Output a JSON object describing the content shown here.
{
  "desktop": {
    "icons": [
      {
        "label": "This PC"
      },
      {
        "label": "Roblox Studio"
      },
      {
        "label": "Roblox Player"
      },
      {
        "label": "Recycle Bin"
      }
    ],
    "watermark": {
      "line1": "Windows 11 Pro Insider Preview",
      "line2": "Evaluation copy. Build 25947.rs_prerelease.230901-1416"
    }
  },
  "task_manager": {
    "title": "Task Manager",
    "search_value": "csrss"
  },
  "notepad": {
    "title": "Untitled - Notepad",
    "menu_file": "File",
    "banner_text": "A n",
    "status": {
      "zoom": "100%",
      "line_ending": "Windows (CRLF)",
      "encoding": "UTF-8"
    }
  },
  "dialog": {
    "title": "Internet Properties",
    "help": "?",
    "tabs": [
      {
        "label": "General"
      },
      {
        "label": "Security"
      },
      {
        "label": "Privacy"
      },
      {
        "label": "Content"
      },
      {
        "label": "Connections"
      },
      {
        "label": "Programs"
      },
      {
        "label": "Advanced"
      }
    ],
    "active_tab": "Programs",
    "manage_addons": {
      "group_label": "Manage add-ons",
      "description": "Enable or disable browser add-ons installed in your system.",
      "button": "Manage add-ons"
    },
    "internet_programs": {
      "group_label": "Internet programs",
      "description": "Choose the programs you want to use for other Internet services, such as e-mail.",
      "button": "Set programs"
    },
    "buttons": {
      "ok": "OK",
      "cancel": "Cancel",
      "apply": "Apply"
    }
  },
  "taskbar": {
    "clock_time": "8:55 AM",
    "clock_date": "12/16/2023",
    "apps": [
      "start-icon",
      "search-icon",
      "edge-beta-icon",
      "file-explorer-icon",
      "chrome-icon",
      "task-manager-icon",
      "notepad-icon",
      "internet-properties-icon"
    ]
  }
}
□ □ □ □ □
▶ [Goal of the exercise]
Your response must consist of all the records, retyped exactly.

▶ [Response below]
Output a JSON object describing the content shown here.
{
  "desktop": {
    "icons": [
      {
        "label": "This PC"
      },
      {
        "label": "Roblox Studio"
      },
      {
        "label": "Roblox Player"
      },
      {
        "label": "Recycle Bin"
      }
    ],
    "watermark": {
      "line1": "Windows 11 Pro Insider Preview",
      "line2": "Evaluation copy. Build 25947.rs_prerelease.230901-1416"
    }
  },
  "task_manager": {
    "title": "Task Manager",
    "search_value": "csrss"
  },
  "notepad": {
    "title": "Untitled - Notepad",
    "menu_file": "File",
    "banner_text": "A n",
    "status": {
      "zoom": "100%",
      "line_ending": "Windows (CRLF)",
      "encoding": "UTF-8"
    }
  },
  "dialog": {
    "title": "Internet Properties",
    "help": "?",
    "tabs": [
      {
        "label": "General"
      },
      {
        "label": "Security"
      },
      {
        "label": "Privacy"
      },
      {
        "label": "Content"
      },
      {
        "label": "Connections"
      },
      {
        "label": "Programs"
      },
      {
        "label": "Advanced"
      }
    ],
    "active_tab": "Programs",
    "manage_addons": {
      "group_label": "Manage add-ons",
      "description": "Enable or disable browser add-ons installed in your system.",
      "button": "Manage add-ons"
    },
    "internet_programs": {
      "group_label": "Internet programs",
      "description": "Choose the programs you want to use for other Internet services, such as e-mail.",
      "button": "Set programs"
    },
    "buttons": {
      "ok": "OK",
      "cancel": "Cancel",
      "apply": "Apply"
    }
  },
  "taskbar": {
    "clock_time": "8:55 AM",
    "clock_date": "12/16/2023",
    "apps": [
      "start-icon",
      "search-icon",
      "edge-beta-icon",
      "file-explorer-icon",
      "chrome-icon",
      "task-manager-icon",
      "notepad-icon",
      "internet-properties-icon"
    ]
  }
}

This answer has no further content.